    33. 33. Concept of “Half Life” Time [hours] 0 4 8 12 16 20 24 Conc.[mg/L] 0 1 2 3 4 5
    34. 34. Dependence of Half-life on Clearance and Volume
    35. 35. For a given dose rate, the blood drug concentration is inversely proportional to clearance
    36. 36. Bioavailability: The rate and extent to which the parent compound reaches the general circulation. Absolute Bioavailability  requires I.V. administration  Ratio of the oral:intravenous AUC values normalized for dose  Fabs= (AUC oral / AUC iv)*(Dose iv / Dose oral) Relative Bioavailability  no I.V. reference  comparison AUC values (ratio) of different dosage forms / formulations  Frel = (AUC a / AUC b) * (Dose b /Dose a) Bioavailability and Its Assessment
    37. 37. Time [hours] 0 4 8 12 16 20 24 Conc.[mg/L] 0 1 2 3 4 5 Time [hours] 0 4 8 12 16 20 24 Conc.[mg/L] 0 1 2 3 4 5 Solution Capsule 20 mg administered as an i.v. bolus (Diovan) 80 mg given as a solution and a capsule (Diovan)
    38. 38. Thank you
    1. A particular slide catching your eye?

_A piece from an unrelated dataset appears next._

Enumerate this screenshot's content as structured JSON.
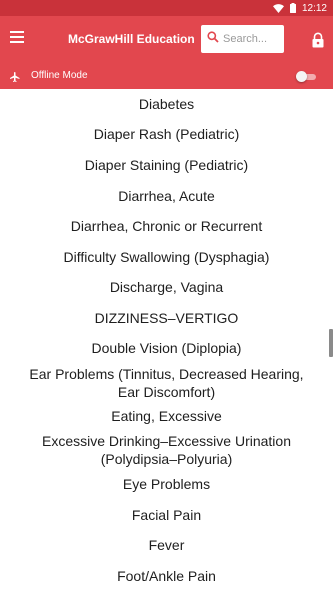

      Clipping is a handy way to collect important slides you want to go back to later.

    ×